┌──

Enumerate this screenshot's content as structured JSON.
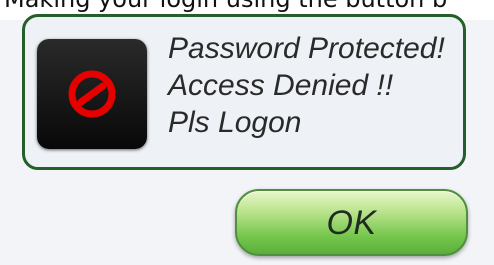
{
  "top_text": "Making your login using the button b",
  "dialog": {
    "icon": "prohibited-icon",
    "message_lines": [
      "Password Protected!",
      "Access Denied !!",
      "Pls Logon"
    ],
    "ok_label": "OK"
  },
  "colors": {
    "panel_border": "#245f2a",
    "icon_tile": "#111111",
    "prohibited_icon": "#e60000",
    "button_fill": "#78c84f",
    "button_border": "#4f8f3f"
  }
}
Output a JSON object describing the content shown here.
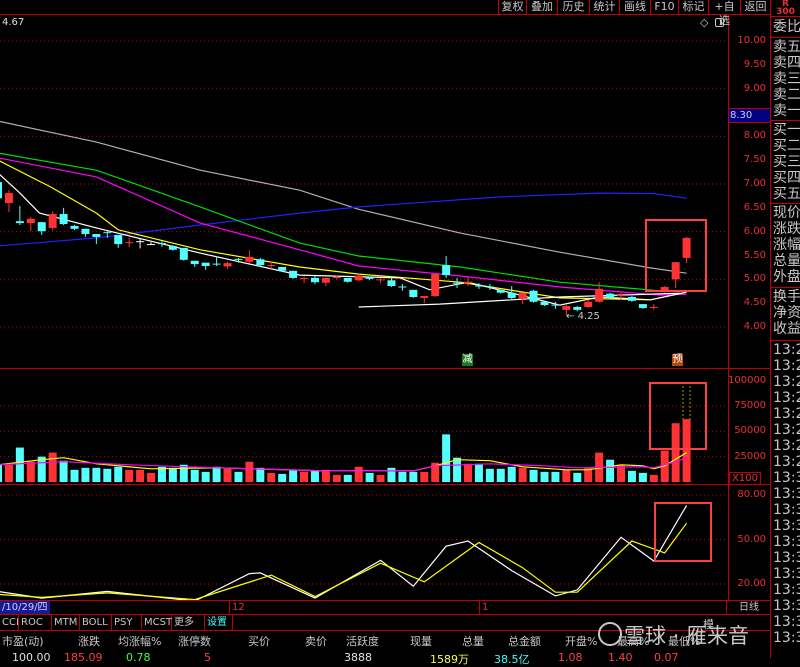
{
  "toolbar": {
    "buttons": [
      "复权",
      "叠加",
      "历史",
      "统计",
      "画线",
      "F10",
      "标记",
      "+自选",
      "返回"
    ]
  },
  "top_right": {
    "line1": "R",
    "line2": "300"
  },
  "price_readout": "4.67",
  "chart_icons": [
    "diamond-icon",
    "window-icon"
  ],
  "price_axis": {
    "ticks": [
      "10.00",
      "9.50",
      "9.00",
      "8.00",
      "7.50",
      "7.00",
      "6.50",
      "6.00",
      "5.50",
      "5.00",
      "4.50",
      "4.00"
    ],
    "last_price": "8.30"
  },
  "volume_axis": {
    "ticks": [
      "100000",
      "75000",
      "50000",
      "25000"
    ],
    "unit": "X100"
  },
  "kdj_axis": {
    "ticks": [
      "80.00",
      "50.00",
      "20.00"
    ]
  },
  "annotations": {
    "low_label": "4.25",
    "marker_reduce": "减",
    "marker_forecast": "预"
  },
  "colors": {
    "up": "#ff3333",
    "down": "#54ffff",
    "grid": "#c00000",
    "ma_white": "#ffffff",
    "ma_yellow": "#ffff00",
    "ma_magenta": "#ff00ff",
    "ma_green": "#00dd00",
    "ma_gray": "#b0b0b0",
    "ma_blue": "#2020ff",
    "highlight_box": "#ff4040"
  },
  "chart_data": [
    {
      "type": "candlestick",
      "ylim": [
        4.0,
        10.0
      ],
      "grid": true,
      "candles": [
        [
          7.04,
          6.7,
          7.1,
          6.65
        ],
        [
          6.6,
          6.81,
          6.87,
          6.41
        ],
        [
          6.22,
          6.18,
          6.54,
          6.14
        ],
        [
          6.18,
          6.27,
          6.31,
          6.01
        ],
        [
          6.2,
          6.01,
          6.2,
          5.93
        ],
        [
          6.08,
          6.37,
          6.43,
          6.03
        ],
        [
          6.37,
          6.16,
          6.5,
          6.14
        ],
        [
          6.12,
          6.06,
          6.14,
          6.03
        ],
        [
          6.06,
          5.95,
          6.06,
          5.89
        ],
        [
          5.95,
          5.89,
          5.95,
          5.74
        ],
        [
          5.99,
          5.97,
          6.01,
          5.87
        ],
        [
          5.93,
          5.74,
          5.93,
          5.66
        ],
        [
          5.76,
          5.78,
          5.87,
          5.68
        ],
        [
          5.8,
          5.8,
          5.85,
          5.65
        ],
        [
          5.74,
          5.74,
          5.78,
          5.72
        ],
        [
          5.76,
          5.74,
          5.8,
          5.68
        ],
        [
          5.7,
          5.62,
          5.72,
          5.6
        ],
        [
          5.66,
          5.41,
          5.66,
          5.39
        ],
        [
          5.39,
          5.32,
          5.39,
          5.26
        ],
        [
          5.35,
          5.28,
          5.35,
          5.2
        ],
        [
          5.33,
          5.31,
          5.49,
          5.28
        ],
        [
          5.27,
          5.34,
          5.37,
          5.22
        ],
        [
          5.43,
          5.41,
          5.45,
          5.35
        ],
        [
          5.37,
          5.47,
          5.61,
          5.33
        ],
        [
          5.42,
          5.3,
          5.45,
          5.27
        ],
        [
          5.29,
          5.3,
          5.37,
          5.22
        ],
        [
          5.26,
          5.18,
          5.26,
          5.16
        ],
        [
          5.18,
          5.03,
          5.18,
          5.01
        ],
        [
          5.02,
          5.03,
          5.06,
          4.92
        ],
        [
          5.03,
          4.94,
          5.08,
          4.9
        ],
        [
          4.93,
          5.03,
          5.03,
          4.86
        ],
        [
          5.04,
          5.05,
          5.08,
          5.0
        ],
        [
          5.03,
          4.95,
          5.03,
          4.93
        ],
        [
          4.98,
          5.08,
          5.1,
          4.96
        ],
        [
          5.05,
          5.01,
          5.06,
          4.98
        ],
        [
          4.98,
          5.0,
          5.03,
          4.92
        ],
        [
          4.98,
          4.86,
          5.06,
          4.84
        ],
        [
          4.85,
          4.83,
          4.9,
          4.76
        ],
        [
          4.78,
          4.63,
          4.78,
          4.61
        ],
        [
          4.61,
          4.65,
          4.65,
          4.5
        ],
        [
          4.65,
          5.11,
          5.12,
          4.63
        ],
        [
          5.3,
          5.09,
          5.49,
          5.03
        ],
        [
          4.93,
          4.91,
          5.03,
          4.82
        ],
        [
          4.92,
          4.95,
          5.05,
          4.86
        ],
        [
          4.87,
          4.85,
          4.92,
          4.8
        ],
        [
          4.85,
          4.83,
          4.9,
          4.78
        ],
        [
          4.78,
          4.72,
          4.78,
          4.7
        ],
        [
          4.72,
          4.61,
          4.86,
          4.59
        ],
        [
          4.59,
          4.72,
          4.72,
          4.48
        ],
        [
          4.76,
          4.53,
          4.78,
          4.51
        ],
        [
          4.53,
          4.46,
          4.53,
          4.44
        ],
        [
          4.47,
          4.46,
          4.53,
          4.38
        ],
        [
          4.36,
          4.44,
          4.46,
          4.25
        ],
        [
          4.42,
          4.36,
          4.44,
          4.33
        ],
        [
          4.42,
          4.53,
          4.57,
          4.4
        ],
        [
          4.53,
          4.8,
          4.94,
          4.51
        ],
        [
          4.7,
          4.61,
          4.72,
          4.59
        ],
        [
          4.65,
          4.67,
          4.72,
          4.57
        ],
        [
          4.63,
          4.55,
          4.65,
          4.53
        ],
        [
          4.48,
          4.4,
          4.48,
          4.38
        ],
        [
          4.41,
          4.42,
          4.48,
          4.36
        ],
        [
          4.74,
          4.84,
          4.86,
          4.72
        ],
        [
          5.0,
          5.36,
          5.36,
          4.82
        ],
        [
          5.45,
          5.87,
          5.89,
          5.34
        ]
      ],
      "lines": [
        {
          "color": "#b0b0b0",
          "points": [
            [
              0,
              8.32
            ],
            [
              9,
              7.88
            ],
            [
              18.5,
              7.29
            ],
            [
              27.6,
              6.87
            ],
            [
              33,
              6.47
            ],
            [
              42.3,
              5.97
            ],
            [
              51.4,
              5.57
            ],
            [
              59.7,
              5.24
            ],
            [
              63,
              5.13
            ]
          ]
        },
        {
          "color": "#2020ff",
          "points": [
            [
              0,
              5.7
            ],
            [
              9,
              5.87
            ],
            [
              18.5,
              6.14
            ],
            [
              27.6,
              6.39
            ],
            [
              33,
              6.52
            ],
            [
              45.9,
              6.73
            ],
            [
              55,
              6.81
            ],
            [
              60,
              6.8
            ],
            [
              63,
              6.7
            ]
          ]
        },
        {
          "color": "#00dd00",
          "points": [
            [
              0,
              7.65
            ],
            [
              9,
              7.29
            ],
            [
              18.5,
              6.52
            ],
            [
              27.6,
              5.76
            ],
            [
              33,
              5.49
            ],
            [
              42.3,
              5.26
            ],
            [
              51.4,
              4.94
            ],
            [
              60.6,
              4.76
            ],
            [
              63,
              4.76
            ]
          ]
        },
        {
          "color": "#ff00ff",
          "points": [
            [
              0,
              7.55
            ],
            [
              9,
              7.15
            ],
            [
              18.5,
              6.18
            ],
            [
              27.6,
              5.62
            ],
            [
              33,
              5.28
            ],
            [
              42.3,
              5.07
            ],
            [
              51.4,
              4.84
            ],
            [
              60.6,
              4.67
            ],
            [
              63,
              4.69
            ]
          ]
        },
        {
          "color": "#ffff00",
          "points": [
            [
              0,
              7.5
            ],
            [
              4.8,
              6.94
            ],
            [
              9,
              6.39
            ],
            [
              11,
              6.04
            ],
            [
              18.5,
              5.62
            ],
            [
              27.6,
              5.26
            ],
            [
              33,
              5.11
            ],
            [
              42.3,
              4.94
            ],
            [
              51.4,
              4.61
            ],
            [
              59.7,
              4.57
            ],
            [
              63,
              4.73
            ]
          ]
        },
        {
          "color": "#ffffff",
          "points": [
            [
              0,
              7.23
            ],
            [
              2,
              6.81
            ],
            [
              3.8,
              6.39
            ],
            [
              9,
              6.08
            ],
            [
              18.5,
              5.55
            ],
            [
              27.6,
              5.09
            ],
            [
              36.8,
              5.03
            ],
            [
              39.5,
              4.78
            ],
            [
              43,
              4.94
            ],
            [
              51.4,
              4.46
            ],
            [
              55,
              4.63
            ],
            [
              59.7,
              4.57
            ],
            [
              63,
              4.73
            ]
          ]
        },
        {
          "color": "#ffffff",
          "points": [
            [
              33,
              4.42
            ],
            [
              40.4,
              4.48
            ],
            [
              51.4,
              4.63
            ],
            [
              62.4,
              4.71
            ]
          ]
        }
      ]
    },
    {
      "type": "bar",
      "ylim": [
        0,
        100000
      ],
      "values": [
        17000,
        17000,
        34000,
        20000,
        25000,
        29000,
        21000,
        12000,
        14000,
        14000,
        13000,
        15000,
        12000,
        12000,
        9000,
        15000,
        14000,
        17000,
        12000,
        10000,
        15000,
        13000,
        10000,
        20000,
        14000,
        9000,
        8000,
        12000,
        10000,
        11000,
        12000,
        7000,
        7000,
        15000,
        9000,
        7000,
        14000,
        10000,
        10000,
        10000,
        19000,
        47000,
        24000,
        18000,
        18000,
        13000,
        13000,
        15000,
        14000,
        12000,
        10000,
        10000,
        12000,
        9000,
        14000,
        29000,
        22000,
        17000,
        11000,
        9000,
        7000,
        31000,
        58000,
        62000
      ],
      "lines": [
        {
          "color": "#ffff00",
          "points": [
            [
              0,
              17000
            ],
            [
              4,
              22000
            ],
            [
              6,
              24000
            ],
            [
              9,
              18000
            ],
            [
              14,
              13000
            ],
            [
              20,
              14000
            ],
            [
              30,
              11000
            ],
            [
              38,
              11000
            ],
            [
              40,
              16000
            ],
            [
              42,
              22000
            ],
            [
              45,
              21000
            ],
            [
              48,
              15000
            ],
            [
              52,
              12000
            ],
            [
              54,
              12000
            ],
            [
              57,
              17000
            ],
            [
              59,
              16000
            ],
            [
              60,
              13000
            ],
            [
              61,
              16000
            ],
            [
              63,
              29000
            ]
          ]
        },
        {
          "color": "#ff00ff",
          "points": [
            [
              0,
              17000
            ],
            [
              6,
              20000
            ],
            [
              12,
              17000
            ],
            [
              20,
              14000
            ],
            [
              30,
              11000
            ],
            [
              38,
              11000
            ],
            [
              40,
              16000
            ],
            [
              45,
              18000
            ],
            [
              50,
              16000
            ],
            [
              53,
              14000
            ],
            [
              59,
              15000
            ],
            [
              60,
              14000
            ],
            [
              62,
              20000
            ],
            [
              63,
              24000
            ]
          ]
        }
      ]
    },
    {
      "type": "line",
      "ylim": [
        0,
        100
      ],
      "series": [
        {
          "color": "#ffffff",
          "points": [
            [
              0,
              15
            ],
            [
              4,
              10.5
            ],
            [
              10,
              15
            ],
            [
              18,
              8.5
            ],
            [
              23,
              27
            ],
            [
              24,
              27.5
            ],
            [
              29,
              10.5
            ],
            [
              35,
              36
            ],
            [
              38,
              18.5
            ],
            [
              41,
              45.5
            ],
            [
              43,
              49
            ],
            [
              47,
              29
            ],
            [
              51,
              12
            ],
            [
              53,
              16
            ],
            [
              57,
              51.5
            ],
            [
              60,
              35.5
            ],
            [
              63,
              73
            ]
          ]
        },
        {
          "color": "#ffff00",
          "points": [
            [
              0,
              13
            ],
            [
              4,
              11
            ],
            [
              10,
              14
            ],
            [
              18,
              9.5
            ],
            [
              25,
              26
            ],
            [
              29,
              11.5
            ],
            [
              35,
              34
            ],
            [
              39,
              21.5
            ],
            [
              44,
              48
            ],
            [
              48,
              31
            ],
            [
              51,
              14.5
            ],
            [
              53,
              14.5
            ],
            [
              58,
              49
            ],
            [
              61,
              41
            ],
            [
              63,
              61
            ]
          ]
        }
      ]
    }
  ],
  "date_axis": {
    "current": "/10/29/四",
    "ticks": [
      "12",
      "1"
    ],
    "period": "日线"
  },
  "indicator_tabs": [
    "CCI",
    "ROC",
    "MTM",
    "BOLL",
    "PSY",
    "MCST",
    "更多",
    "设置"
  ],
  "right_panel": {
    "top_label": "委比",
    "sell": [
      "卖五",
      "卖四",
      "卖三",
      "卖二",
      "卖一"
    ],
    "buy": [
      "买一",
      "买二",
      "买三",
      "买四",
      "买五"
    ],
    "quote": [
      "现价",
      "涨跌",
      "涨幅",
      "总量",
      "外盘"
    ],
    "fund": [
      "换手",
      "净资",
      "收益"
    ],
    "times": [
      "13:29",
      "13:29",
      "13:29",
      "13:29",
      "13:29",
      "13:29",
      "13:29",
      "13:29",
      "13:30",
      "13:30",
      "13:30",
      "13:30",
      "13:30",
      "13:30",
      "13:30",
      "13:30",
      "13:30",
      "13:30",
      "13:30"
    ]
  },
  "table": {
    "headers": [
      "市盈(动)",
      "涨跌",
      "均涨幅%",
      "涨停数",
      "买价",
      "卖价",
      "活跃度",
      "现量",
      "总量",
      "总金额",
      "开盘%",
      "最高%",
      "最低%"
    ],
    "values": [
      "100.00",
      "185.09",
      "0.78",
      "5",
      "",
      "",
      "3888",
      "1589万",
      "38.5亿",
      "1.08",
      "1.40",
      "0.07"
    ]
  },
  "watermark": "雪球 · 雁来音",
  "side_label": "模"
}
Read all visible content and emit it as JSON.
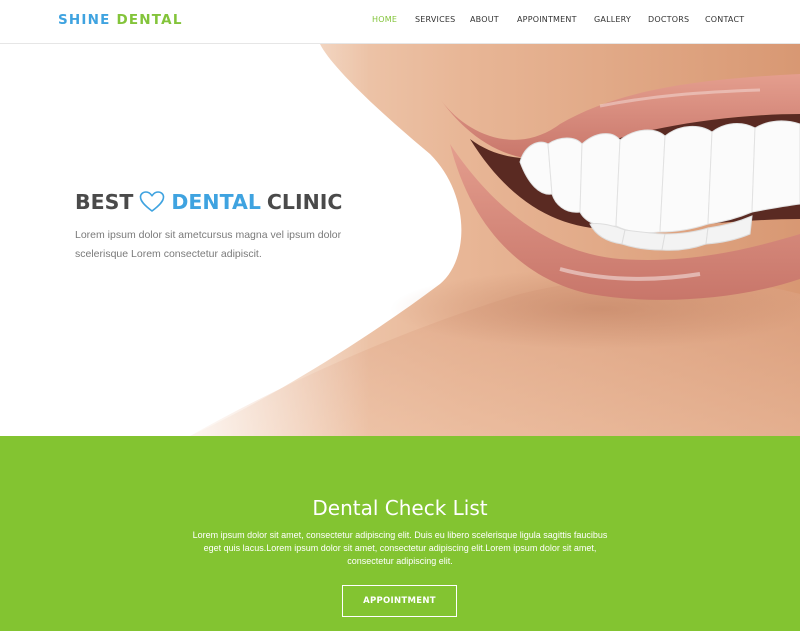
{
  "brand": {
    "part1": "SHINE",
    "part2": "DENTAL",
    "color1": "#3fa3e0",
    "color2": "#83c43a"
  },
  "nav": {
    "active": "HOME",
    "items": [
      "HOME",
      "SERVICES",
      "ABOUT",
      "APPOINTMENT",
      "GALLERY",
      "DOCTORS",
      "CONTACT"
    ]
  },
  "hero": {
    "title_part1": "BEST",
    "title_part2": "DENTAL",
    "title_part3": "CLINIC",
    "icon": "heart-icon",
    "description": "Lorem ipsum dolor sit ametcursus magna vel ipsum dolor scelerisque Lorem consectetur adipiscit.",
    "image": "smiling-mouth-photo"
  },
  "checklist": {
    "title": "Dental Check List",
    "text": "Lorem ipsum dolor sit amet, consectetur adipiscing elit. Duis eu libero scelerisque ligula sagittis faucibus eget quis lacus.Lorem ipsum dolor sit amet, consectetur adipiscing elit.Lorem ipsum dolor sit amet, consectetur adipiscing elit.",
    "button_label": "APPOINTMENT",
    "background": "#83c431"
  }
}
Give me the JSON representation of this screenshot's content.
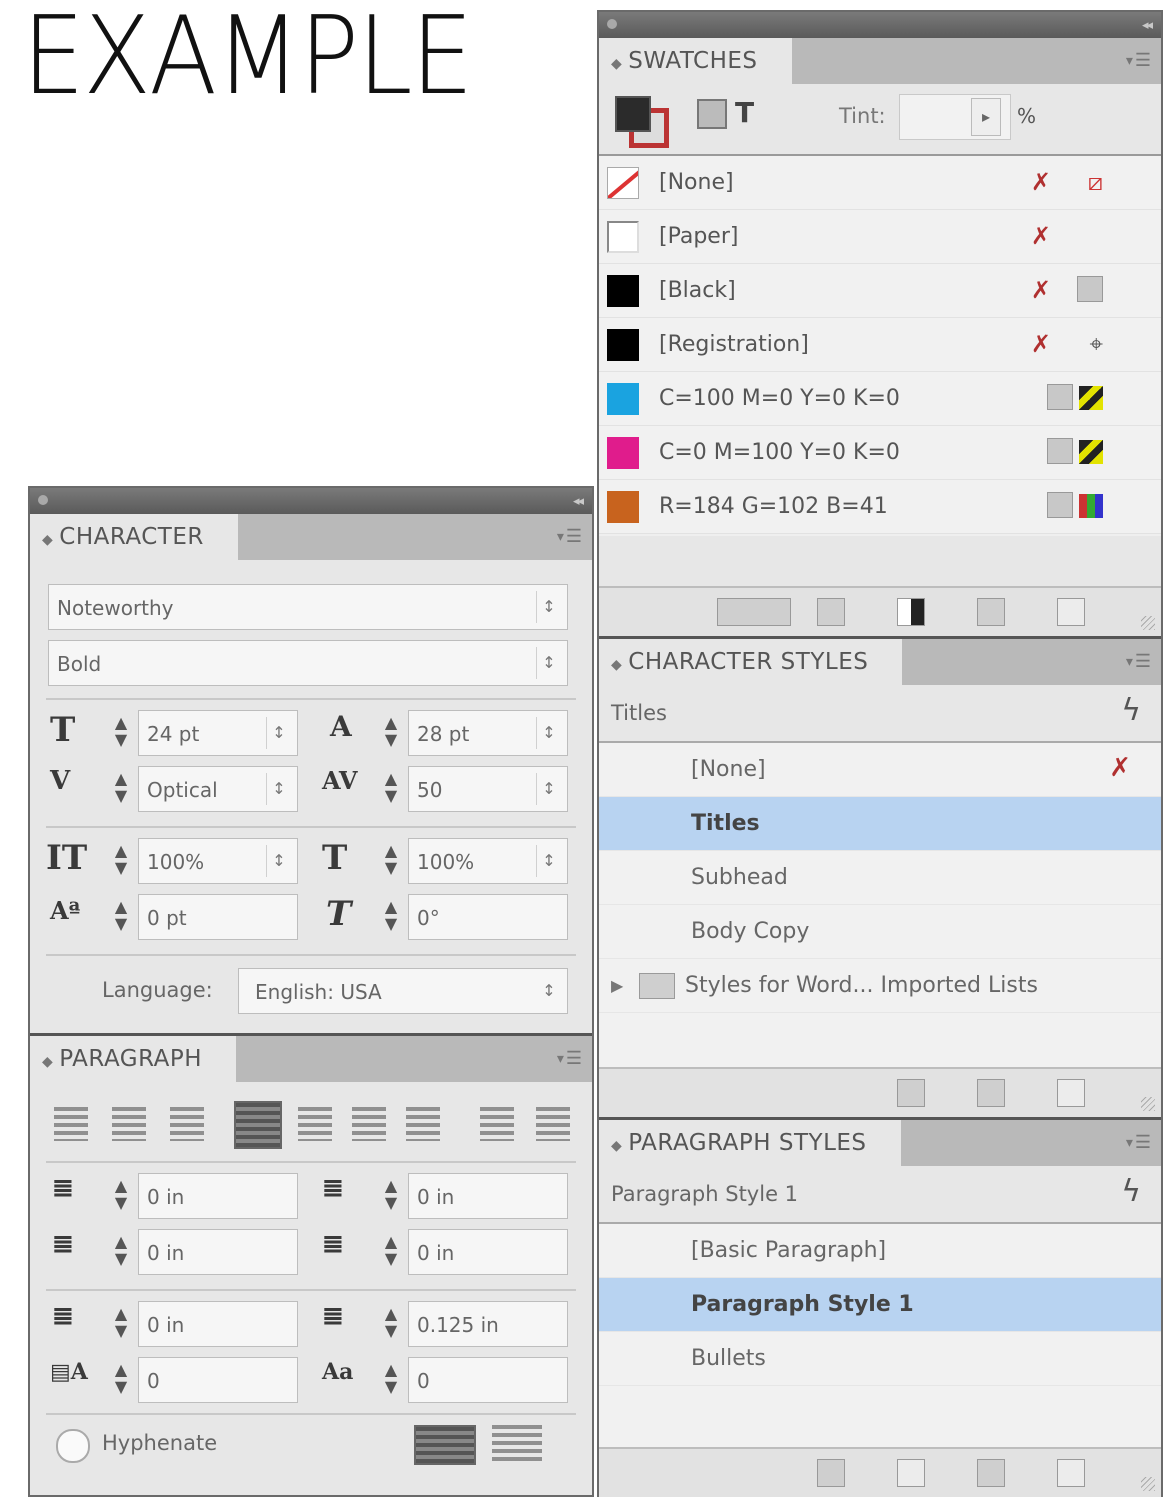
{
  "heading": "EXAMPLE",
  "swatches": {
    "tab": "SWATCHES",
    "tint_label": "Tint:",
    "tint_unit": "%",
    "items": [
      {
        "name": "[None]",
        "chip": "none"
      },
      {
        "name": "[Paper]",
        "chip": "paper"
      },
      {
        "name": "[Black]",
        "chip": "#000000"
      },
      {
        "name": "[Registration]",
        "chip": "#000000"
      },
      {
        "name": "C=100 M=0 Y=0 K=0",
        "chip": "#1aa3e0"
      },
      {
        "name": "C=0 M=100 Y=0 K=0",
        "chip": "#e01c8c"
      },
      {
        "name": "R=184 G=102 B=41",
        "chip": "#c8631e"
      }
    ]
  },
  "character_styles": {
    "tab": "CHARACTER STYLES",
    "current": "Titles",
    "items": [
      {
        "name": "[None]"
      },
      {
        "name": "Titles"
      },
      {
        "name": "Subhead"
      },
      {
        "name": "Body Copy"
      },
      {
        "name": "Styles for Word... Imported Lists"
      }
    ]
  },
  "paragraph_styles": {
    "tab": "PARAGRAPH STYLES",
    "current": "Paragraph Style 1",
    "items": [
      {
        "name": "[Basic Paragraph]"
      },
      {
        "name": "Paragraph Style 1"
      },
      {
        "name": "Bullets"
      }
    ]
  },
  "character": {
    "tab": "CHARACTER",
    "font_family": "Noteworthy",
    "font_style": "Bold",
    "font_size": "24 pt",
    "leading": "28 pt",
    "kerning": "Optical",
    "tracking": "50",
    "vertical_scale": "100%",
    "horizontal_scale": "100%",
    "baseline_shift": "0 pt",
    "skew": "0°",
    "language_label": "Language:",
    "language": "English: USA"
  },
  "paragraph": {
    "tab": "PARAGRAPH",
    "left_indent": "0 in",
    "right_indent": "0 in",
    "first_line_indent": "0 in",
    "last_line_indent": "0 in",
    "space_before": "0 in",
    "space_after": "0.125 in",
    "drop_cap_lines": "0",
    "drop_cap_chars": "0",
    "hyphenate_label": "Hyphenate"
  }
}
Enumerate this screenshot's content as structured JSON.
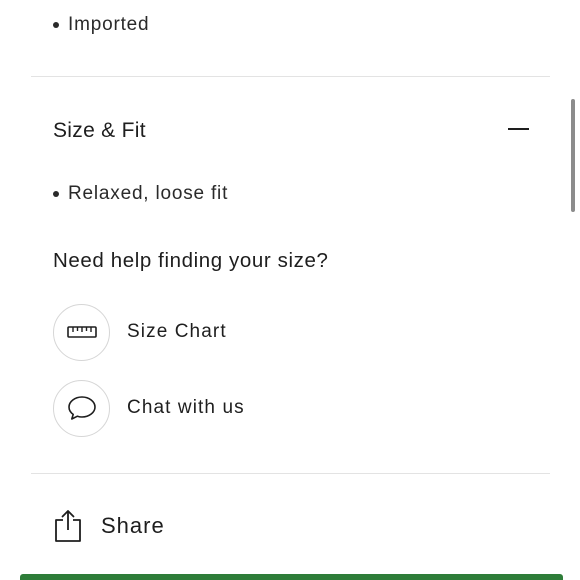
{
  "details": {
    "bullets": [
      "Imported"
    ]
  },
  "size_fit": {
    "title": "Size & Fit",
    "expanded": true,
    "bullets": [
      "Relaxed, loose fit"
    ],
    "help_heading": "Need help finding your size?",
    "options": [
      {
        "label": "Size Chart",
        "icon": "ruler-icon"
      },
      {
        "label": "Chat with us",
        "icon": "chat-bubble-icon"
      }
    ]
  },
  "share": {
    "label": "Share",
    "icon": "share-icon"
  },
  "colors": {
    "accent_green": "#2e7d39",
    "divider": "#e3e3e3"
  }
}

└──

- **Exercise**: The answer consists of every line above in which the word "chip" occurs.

- **Result of the exercise**:
        "chip": "none"
        "chip": "paper"
        "chip": "#000000"
        "chip": "#000000"
        "chip": "#1aa3e0"
        "chip": "#e01c8c"
        "chip": "#c8631e"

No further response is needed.